Sharper Management


Welcome Packets and Your HOA

A welcome packet is a nice way to make new families in your HOA feel at home and provide them with handy information about your community. Some ideas regarding items to include are: Welcome letter. It would be expected for a welcome packet to contain a welcome letter from the HOA community. This letter can be generic and used for every new resident. Be sure to include a brief explanation of what is contained in the rest of the packet and note when the next HOA Board meeting will be taking place. Community rules and regulations. Even though rules and regulations have likely been covered already, it’s not to have a handy list for new residents. Amenity information. If your community has shared amenities, like a pool, gym, or clubhouse include a sheet detailing hours of operation and any other relevant information. Some examples of other information include if reservations are required, COVID guidelines regarding the shared gym area, or pool usage information. Owner contact sheet. If you don’t collect this information at closing, the Welcome Packet is an appropriate place to include a sheet to collect new owner’s contact information in case of emergency. Local points of interest. Exploring the community beyond the HOA is one of the most engaging parts of moving to a new home. Your Welcome Packet can make this an easier process for new residents by including local points of interest. Restaurant ideas, the address of the local library, or a “hidden gem” in the neighborhood like a great dog park are all nice tidbits to include and will help new residents in your HOA feel right at home.

Sharper News – Christopher Gosse Promoted to Senior Community Manager

Sharper Management is pleased to announce Community Manager Christopher Gosse has been promoted to Senior Community Manager at Sharper Management. Gosse will continue to manager properties for Sharper, but will also become a mentor to new Community Mangers joining the Sharper Management team. Gosse, a member of the Sharper Management family since January 2016, is a highly experienced community manager in virtually all areas of property management. “His vast knowledge in community management and his ability to put his personal touch on each situation is hugely beneficial. We looking forward to sharing Gosse’s expertise throughout our team of community managers,” states Matt Froehlich, Partner and Head of Operations at Sharper Management Gosse is a two-time CAI-MN Vision Award winner taking home back-to-back wins in 2016 (Rookie of the Year) and in 2017 (Financial Impact).

Creating a Maintenance Plan for Your HOA

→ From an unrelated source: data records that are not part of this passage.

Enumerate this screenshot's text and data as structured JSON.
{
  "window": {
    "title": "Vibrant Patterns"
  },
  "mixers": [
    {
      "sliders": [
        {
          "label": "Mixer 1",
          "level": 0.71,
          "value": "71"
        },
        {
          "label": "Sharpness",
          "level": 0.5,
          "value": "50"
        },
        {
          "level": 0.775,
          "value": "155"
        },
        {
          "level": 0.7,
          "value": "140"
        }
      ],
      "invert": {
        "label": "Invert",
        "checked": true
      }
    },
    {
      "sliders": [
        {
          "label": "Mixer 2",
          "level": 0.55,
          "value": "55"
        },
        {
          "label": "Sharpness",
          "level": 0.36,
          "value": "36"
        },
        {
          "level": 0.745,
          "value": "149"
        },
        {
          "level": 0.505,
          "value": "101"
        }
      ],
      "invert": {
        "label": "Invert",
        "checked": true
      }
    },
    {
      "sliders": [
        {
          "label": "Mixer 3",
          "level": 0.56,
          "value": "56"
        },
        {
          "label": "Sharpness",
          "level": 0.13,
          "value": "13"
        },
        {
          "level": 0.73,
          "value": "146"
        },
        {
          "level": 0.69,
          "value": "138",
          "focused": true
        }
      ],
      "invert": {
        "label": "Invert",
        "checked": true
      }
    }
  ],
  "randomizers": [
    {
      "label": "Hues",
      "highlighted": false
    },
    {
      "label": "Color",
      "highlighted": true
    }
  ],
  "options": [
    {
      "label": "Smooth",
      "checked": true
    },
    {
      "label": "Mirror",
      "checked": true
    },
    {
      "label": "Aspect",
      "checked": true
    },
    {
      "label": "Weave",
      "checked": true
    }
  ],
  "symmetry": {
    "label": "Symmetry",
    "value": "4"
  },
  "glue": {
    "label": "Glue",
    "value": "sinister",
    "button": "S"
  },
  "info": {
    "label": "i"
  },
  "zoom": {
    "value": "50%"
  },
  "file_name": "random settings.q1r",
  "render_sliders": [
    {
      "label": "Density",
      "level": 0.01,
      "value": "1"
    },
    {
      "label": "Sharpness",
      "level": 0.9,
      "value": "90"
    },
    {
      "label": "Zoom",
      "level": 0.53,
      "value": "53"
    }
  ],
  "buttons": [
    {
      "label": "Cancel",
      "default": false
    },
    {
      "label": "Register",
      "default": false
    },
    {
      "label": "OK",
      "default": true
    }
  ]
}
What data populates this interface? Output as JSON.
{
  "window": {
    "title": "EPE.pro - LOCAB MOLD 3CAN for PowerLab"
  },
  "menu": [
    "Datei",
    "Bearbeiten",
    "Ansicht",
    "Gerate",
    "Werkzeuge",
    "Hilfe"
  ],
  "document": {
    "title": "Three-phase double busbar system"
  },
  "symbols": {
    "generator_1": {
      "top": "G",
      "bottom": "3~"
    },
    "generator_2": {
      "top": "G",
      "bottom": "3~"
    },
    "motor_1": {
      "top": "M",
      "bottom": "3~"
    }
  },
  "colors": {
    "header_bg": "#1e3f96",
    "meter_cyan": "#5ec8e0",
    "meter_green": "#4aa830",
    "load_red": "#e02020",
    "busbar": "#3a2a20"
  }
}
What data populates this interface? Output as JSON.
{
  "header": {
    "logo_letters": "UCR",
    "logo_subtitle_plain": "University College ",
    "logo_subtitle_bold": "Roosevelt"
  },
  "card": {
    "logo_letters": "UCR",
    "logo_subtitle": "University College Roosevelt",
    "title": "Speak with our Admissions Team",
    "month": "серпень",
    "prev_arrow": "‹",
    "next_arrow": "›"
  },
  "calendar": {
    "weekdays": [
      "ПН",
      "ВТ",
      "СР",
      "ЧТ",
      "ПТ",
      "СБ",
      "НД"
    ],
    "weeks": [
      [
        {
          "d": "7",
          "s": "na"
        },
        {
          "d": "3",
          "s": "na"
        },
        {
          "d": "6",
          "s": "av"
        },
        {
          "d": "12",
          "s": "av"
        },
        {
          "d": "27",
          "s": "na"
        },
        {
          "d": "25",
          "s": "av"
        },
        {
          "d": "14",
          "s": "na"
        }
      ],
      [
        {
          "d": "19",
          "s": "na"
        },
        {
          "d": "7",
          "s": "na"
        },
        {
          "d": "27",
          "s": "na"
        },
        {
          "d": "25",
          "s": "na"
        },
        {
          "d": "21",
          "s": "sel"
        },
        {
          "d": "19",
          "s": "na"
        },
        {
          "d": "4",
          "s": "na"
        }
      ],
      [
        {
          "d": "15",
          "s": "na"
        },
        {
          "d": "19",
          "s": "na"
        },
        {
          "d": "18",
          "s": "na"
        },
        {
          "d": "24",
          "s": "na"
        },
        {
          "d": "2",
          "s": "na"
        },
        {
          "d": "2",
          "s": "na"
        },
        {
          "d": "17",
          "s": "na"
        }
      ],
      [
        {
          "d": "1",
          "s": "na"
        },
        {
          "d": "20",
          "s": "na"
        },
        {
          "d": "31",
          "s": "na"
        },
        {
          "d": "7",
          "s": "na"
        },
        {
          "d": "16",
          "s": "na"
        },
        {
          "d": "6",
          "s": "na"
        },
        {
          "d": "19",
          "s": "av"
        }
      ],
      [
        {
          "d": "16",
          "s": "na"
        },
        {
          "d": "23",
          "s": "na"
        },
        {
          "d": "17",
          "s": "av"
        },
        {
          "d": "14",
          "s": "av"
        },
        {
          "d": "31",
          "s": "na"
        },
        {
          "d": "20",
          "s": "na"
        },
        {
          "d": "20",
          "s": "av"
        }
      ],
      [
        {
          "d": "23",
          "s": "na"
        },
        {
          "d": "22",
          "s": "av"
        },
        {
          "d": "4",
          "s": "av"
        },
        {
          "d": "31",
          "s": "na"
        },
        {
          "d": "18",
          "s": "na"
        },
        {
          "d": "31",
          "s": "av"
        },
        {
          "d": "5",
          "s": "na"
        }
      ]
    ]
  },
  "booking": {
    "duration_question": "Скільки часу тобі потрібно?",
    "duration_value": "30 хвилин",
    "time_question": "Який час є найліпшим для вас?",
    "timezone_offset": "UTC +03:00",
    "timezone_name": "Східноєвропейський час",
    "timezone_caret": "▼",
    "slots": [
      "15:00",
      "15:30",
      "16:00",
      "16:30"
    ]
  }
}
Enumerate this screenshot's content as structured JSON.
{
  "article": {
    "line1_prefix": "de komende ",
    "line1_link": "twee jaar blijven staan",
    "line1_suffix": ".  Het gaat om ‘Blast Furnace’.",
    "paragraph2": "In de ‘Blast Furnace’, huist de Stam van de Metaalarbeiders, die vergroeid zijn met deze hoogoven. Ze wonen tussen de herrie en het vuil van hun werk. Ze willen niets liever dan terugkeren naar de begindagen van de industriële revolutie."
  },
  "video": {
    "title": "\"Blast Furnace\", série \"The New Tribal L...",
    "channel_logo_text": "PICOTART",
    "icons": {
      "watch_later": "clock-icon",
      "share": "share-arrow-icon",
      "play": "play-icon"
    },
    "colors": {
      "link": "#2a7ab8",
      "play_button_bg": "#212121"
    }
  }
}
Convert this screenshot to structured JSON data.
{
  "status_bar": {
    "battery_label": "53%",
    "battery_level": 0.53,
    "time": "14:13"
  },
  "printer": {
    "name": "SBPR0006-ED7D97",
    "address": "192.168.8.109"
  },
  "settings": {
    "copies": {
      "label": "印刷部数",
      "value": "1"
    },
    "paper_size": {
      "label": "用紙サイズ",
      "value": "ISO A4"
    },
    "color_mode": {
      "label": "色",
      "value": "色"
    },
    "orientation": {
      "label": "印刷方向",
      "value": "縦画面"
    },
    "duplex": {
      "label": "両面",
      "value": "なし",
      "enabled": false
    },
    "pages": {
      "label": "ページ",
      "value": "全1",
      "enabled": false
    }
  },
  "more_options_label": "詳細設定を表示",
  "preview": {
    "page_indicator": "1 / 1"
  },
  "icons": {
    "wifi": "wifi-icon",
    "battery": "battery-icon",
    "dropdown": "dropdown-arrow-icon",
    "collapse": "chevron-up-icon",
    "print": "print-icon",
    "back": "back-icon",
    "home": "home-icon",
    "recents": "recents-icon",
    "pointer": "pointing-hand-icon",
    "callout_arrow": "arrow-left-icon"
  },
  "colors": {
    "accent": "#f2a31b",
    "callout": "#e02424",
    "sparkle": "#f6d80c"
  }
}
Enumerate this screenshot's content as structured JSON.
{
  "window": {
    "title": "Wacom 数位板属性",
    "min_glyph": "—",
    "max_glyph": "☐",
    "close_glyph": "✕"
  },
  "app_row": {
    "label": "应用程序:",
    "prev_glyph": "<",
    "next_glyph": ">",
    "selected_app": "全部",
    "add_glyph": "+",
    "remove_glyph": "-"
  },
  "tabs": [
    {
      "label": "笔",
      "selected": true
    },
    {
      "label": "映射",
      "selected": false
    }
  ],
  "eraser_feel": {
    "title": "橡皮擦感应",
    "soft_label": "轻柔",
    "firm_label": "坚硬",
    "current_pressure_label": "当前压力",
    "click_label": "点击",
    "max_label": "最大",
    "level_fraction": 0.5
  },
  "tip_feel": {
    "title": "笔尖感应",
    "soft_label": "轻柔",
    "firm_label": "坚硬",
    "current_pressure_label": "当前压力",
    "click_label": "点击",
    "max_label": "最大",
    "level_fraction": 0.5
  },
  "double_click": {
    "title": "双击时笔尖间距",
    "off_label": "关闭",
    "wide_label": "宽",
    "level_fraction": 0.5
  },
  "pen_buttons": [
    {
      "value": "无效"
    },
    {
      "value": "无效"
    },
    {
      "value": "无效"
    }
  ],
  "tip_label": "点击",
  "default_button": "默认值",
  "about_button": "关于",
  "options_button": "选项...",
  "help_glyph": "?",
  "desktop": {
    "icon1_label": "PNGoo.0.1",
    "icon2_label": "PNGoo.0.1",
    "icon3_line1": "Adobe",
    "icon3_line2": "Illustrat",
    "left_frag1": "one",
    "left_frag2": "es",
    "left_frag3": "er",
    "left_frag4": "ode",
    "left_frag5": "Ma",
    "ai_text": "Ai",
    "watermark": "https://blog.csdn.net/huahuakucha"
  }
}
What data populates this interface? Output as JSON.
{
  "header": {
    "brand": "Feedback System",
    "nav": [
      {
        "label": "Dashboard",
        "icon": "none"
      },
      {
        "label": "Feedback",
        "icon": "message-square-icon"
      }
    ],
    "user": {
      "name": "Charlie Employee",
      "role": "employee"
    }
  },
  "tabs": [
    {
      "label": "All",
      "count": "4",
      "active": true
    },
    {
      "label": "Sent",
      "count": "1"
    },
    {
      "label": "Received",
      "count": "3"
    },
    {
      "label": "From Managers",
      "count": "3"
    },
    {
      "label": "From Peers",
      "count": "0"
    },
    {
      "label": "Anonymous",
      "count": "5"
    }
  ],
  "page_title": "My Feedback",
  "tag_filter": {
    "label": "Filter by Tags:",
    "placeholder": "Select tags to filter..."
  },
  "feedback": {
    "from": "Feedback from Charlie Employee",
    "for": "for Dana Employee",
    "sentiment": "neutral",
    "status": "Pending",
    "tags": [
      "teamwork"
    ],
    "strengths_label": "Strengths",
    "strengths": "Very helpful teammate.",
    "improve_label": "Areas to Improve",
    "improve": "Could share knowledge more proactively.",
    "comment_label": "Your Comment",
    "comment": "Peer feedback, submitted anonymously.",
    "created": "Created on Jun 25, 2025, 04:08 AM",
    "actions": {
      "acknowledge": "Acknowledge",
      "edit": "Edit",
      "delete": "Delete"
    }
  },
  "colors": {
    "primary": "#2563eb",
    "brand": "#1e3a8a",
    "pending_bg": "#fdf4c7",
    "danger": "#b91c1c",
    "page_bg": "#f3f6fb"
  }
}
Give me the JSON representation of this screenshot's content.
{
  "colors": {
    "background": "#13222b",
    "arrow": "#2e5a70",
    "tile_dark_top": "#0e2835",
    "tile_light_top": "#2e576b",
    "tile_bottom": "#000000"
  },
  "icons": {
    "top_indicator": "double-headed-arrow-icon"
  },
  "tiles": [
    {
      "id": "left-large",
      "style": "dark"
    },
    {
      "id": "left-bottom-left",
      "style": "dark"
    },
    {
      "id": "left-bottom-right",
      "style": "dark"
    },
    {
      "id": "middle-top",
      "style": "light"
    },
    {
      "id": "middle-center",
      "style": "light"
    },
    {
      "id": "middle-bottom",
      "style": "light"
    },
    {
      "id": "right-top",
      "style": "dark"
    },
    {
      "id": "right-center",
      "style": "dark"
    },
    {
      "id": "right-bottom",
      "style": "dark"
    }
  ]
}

Creating a Maintenance Plan for your HOA As we near the end of February, your Board conversations are likely turning to summer maintenance projects. Having an overall Maintenance Plan in place is a helpful tool to have in your pocket at this time of year. An effective approach to maintaining your Association helps to ensure you are spending maintenance dollars where they are needed the most. Five Key Goals a Maintenance Plan Should Achieve: First and foremost, a Maintenance Plan is in place to preserve the value of all owner’s investment in the property. Enhance the property value, maintain the property value and create a comfortable place to live. Increase efficiency of HOA operations. Preventative Maintenance Plans help buildings operate efficiently. By effectively maintaining equipment, it functions at the highest levels and can reduce operational inefficiencies due to unexpected breakdown and can lessen wasteful energy usage. Prevent failures of building systems. Buildings that operate trouble-free allow the occupants to enjoy the property as intended. Preventive maintenance includes regular inspections and replacement of equipment crucial to building operations. Sustain a safe and healthy environment. Protecting the physical integrity of building components preserves a safe environment for residents. Provide cost effective maintenance. Preventive maintenance can prevent minor problems from escalating into major failures and costly repairs. Preventive maintenance can be handled relatively cheaply, efficiently and systematically through advance scheduling while major failures always happen after hours, at peak billing times and to equipment that must be special ordered. An overall Maintenance Plan provides clear direction to the board and management on how and when to make repairs to building and grounds components. If followed in conjunction with a reserve study, the components will enjoy their maximum useful lives and related repair costs kept to a minimum.